The British set up camp at Gibbes Landing (present-day Lownde’s Grove), which was a perfect staging area from which to lay siege to Charlestown.
Three principal types of artillery used during the Revolution: field guns, howitzers and mortars.
- Field Guns: mounted on large-wheeled carriages and fixed to fir at low angles. Varied in size from three-pound (weight of solid shot fired) to forty-two pounds. Larger guns weighed appx. 5000 pounds (2½ tons).
- Howizters: Similar to field buns, but with shorter and stockier barrels. Could be fired at a low or high angle. Range: 1300-2000 yards.
- Mortars: a useful weapon because of its small size and ease of movement. It usually had a fixed trajectory (around 45 degrees), and the distance the shot traveled was adjusted by varying the powder charge. Just like the howitzer, the use of the exploding shell was popular to reach troops inside fortifications. Range: 2000 yards.
1843 – Marriage.

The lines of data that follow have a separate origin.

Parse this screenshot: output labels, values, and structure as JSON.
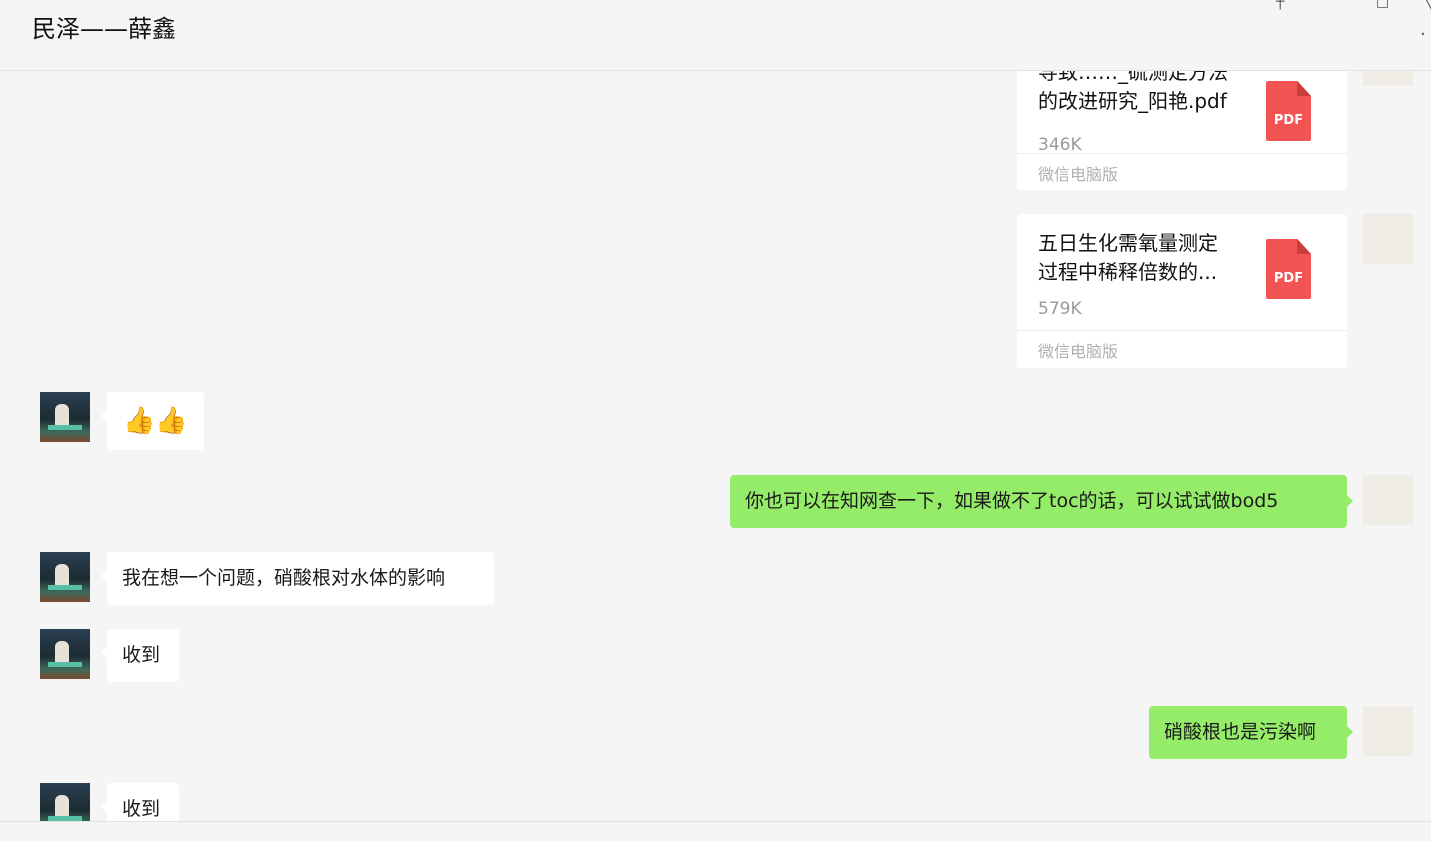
{
  "header": {
    "title": "民泽——薛鑫"
  },
  "messages": {
    "file1": {
      "name_line1": "导致……_硫测定方法",
      "name_line2": "的改进研究_阳艳.pdf",
      "size": "346K",
      "source": "微信电脑版",
      "icon_label": "PDF"
    },
    "file2": {
      "name_line1": "五日生化需氧量测定",
      "name_line2": "过程中稀释倍数的...",
      "size": "579K",
      "source": "微信电脑版",
      "icon_label": "PDF"
    },
    "emoji": "👍👍",
    "m_toc": "你也可以在知网查一下，如果做不了toc的话，可以试试做bod5",
    "m_nitrate_question": "我在想一个问题，硝酸根对水体的影响",
    "m_received1": "收到",
    "m_nitrate_pollution": "硝酸根也是污染啊",
    "m_received2": "收到"
  }
}
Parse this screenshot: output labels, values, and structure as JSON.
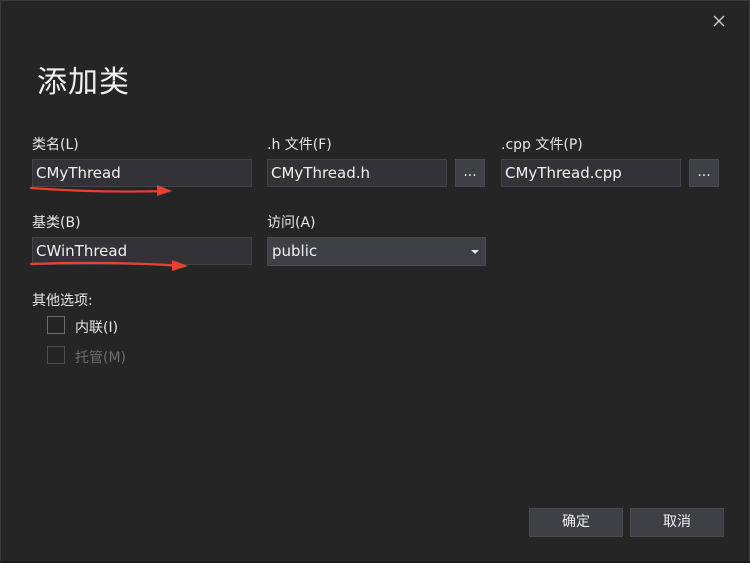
{
  "dialog": {
    "title": "添加类",
    "close_icon": "close-icon"
  },
  "class_name": {
    "label": "类名(L)",
    "value": "CMyThread"
  },
  "h_file": {
    "label": ".h 文件(F)",
    "value": "CMyThread.h",
    "browse_label": "..."
  },
  "cpp_file": {
    "label": ".cpp 文件(P)",
    "value": "CMyThread.cpp",
    "browse_label": "..."
  },
  "base_class": {
    "label": "基类(B)",
    "value": "CWinThread"
  },
  "access": {
    "label": "访问(A)",
    "selected": "public"
  },
  "other_options": {
    "label": "其他选项:",
    "inline_label": "内联(I)",
    "inline_checked": false,
    "managed_label": "托管(M)",
    "managed_checked": false,
    "managed_enabled": false
  },
  "buttons": {
    "ok_label": "确定",
    "cancel_label": "取消"
  },
  "colors": {
    "background": "#252526",
    "input_bg": "#333337",
    "button_bg": "#3f3f46",
    "annotation_arrow": "#e8412f"
  }
}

Susan Petigru, 19, married Henry Campbell King, “short, stout, and physically unattractive.” Henry was the son of a prominent Charleston lawyer, Mitchell King, and friend of Susan’s father.
Susan, the daughter of another prominent Charleston lawyer, James Petigru, was something of a rebel so the marriage to King was considered the best the Petigrus could do for her. Susan herself wrote that she would “probably get no better offer.” She had been a rambunctious child who grew to be a quick-tempered woman who never bothered to conform to the role of a society belle. She moved into her husband’s family mansion at 24 George Street.